MB

MamasBoy said...

Kevin,

Regarding Guliani's potential judicial appointments, I don't believe a word he says about appointing strict constructionists similar to Bush. I think it is simply his wink and nod toward pro-lifers in an attempt to pull the wool over their eyes. The NY mag, the Village Voice has more on his flip-flopping and details of his appointments to the Health and Hospitals Corporation in NY. FREE late term abortions were common at HHC hospitals under Rudy appointments.
http://www.villagevoice.com/news/0726,barrett,77041,6.html/full

MB

Kevin said...

Thanks for the link, MB. Flip-flopping seems to be the death knell for politicians. Your skepticism does seem warranted.

MarkC said...

MB,

I think I understand now. From your perspective, if there is a Clinton v Giuliani decision, you have no utilitiarian v principled ethical dilemma to deal with. From your perspective, those two choices are equally bad from a utilitarian perspective.

Fair enough. I frankly haven't paid enough attention to Giuliani one way or the other to have any reliable feel for him as a candidate, and that really wasn't the point of my post.

I'd be interested to hear your thoughts, if we were to concoct a hypothetical candidate who was pro-choice, but not adamantly so... so that he/she would be willing to put judges on the Supreme Court that would be willing to, for instance, uphold parental notification laws and similar limitations on abortion... and who would be unlikely to veto such legislation if passed on Congress. In short... a pro-choice candidate who nonetheless offered some measurable utilitarian benefit over the opponent.

In that situation, would you vote for the pro-choice candidate with the (even marginal) utilitarian benefit? Or would you choose the principled ethical approach, refusing to vote for a pro-choice candidate as a matter of conscience?

And, for any of the rest of you who might still be reading this conversation... are there any issues that are so deep in your value system that you would not be able to bring yourself to vote for a candidate who opposed your position, but was marginally better from a utilitarian perspective?
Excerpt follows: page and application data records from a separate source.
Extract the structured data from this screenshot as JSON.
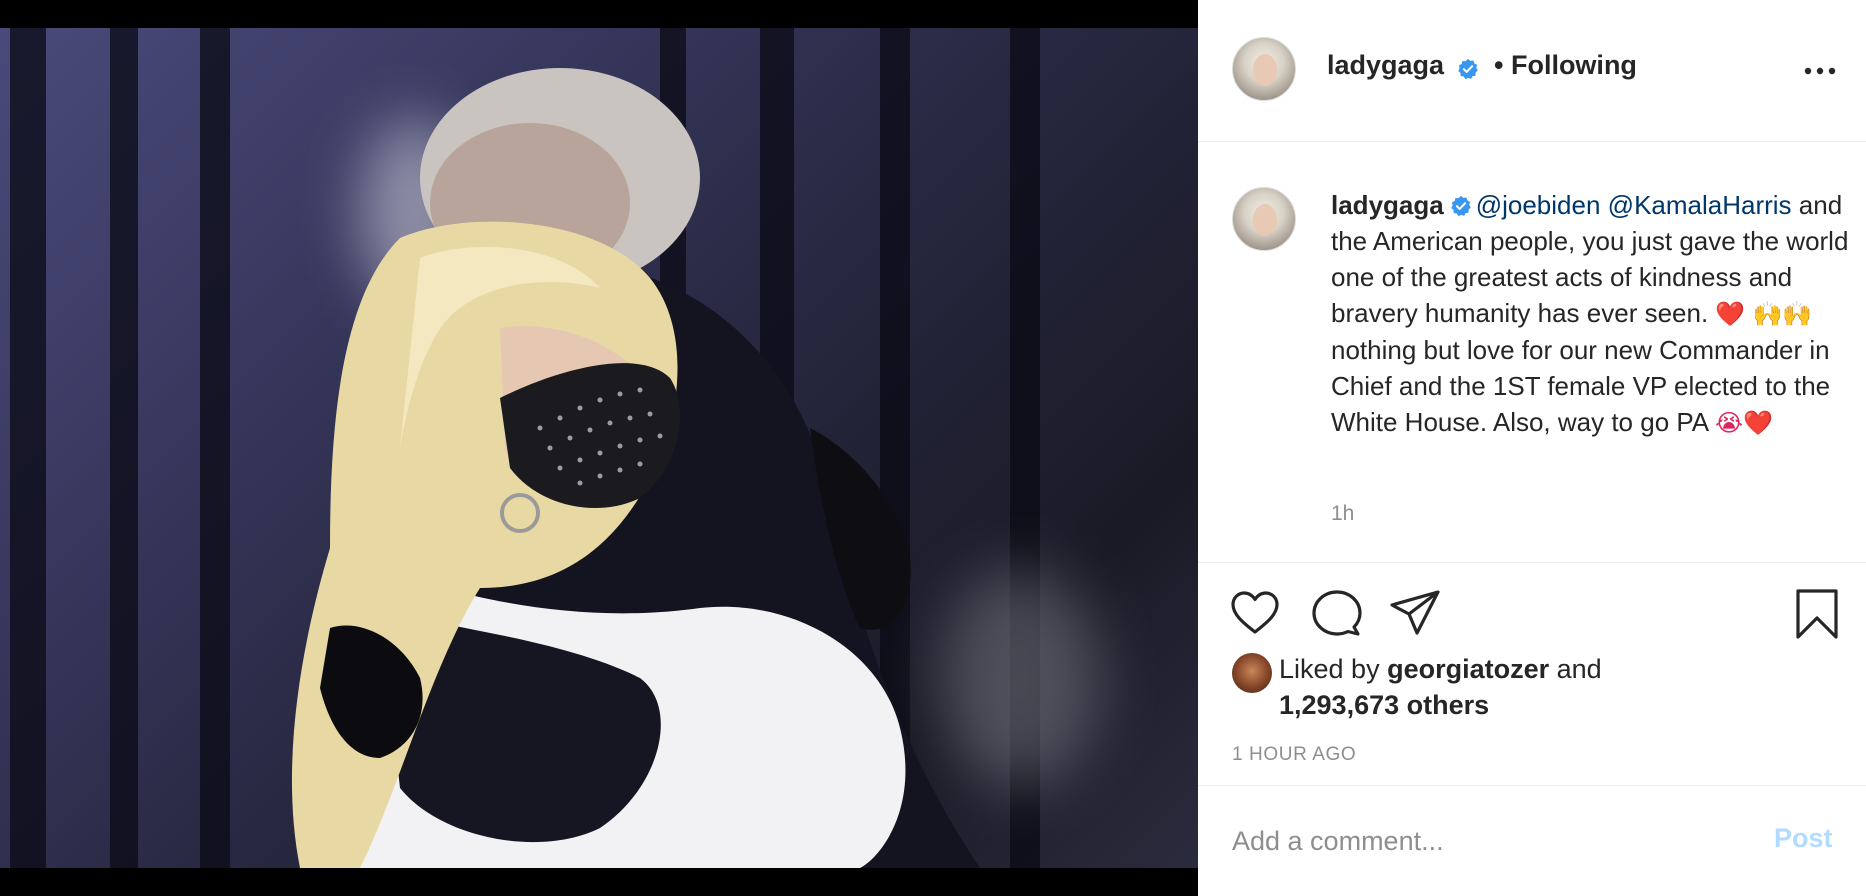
{
  "post": {
    "author": {
      "username": "ladygaga",
      "follow_status": "• Following"
    },
    "more_icon": "more-horizontal-icon",
    "caption": {
      "username": "ladygaga",
      "mention1": "@joebiden",
      "mention2": "@KamalaHarris",
      "text_part1": " and the American people, you just gave the world one of the greatest acts of kindness and bravery humanity has ever seen. ",
      "emoji_heart": "❤️",
      "emoji_hands": "🙌🙌",
      "text_part2": " nothing but love for our new Commander in Chief and the 1ST female VP elected to the White House. Also, way to go PA ",
      "emoji_end": "😭❤️",
      "relative_time": "1h"
    },
    "actions": {
      "like_icon": "heart-icon",
      "comment_icon": "comment-bubble-icon",
      "share_icon": "paper-plane-icon",
      "save_icon": "bookmark-icon"
    },
    "likes": {
      "prefix": "Liked by ",
      "liker": "georgiatozer",
      "connector": " and",
      "others": "1,293,673 others"
    },
    "timestamp": "1 HOUR AGO",
    "comment": {
      "placeholder": "Add a comment...",
      "post_label": "Post"
    }
  },
  "colors": {
    "verified": "#3897f0",
    "mention": "#00376b",
    "post_disabled": "#b3dbff",
    "muted": "#8e8e8e"
  }
}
I've been considering it for myself, and I can't think of any. Politics, in my perspective, are almost completely utilitarian, built on compromise and negotiation. I don't think I would ever withhold my vote in a situation where there was even marginal utilitarian difference between the options, no matter how much my selected candidate disagreed with my core principles.

And Kevin, I agree... I long for some sort of alternate voting system that will allow us to express both our principled most-desired choice and our utilitarian better-than-the-alternative choice.
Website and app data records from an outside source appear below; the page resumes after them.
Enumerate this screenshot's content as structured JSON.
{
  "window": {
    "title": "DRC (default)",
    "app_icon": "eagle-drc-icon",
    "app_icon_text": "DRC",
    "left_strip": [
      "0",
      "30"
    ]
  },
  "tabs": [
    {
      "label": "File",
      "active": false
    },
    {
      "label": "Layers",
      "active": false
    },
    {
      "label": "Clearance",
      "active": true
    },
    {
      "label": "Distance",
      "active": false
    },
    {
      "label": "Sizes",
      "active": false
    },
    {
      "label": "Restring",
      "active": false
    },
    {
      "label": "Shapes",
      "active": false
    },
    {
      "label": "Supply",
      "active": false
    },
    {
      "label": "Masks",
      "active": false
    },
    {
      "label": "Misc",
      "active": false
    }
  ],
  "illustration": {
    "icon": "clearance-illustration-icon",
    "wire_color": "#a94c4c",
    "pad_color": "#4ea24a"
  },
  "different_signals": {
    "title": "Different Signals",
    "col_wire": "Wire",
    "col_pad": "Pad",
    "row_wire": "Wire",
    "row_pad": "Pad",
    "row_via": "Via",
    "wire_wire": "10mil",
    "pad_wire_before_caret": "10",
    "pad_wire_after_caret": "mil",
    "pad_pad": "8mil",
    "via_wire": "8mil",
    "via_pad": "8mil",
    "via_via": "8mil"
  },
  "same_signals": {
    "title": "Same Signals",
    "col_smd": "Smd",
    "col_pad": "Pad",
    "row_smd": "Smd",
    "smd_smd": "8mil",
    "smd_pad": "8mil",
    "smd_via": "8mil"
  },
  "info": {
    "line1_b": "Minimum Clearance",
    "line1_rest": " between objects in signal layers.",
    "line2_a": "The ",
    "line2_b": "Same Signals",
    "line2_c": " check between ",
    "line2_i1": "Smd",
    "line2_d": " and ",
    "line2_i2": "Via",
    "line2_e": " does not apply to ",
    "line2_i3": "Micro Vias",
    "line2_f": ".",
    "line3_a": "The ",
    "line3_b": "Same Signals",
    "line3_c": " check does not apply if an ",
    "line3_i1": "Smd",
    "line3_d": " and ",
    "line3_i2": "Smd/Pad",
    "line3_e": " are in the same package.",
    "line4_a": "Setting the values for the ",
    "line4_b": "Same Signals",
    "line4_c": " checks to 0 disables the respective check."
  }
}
Mark

MamasBoy said...

Mark: "I'd be interested to hear your thoughts, if we were to concoct a hypothetical candidate who was pro-choice, but not adamantly so... so that he/she would be willing to put judges on the Supreme Court that would be willing to, for instance, uphold parental notification laws and similar limitations on abortion... and who would be unlikely to veto such legislation if passed on Congress. In short... a pro-choice candidate who nonetheless offered some measurable utilitarian benefit over the opponent."

MB: Personally, I am not completely opposed to voting for a pro-abort in principal. If we were living in a country with the morality of Russia, I would probably do something like that. Honestly, though, with the potential strength of the pro-life vote, I would probably not do so in the US today. The law of this country is way out of step with the people. The US has more liberal abortion laws than most of Europe and politicians who simply play to the status quo and (at most) give lip service to opposition of our extreme abortion laws. The action and rhetoric on this issue does not do justice to the potential voting power of pro-lifers. That will only change if pro-lifers are willing to act cohesively in a principled manner.
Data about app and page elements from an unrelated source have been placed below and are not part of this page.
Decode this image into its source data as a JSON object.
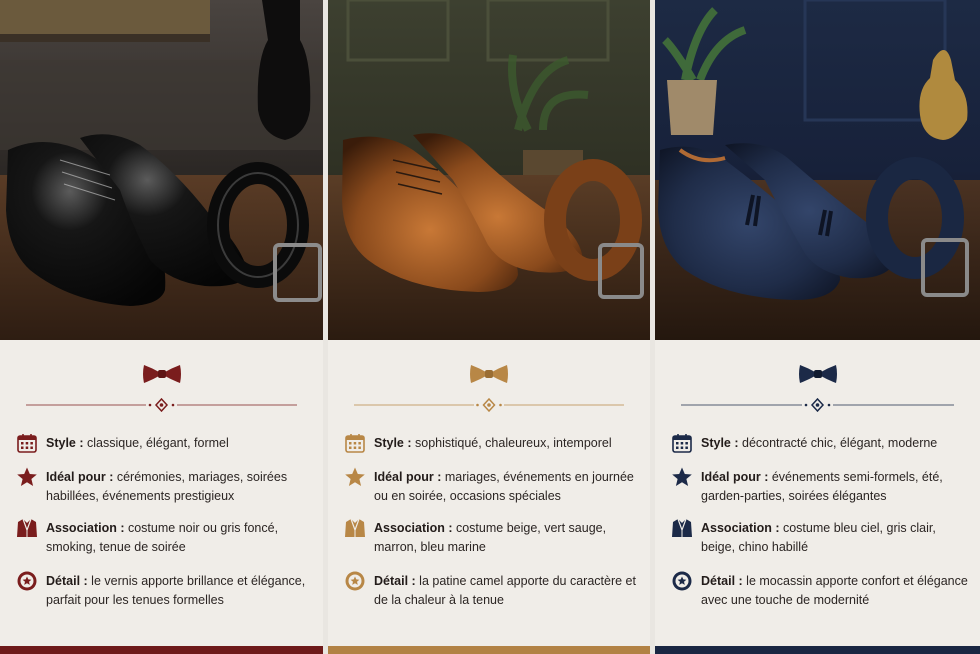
{
  "cards": [
    {
      "accent": "#7a1d1d",
      "photo_subject": "black patent leather oxford shoes and black belt",
      "rows": [
        {
          "label": "Style :",
          "text": "classique, élégant, formel",
          "icon": "calendar-icon"
        },
        {
          "label": "Idéal pour :",
          "text": "cérémonies, mariages, soirées habillées, événements prestigieux",
          "icon": "star-icon"
        },
        {
          "label": "Association :",
          "text": "costume noir ou gris foncé, smoking, tenue de soirée",
          "icon": "suit-jacket-icon"
        },
        {
          "label": "Détail :",
          "text": "le vernis apporte brillance et élégance, parfait pour les tenues formelles",
          "icon": "medal-icon"
        }
      ]
    },
    {
      "accent": "#b88746",
      "photo_subject": "cognac leather oxford shoes and brown belt",
      "rows": [
        {
          "label": "Style :",
          "text": "sophistiqué, chaleureux, intemporel",
          "icon": "calendar-icon"
        },
        {
          "label": "Idéal pour :",
          "text": "mariages, événements en journée ou en soirée, occasions spéciales",
          "icon": "star-icon"
        },
        {
          "label": "Association :",
          "text": "costume beige, vert sauge, marron, bleu marine",
          "icon": "suit-jacket-icon"
        },
        {
          "label": "Détail :",
          "text": "la patine camel apporte du caractère et de la chaleur à la tenue",
          "icon": "medal-icon"
        }
      ]
    },
    {
      "accent": "#1c2a48",
      "photo_subject": "navy suede tassel loafers and navy belt",
      "rows": [
        {
          "label": "Style :",
          "text": "décontracté chic, élégant, moderne",
          "icon": "calendar-icon"
        },
        {
          "label": "Idéal pour :",
          "text": "événements semi-formels, été, garden-parties, soirées élégantes",
          "icon": "star-icon"
        },
        {
          "label": "Association :",
          "text": "costume bleu ciel, gris clair, beige, chino habillé",
          "icon": "suit-jacket-icon"
        },
        {
          "label": "Détail :",
          "text": "le mocassin apporte confort et élégance avec une touche de modernité",
          "icon": "medal-icon"
        }
      ]
    }
  ]
}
That's a long way of saying, I'm not opposed to utilitarian voting in concept, but (from a utilitarian perspective) I don't think now is the right time in the U.S to vote for someone like that.

Its also another reminder, that as much as Christians in America thumb their noses at secular Europe, their laws and behavior are often far more Christian in character than laws and behavior in the US.

MB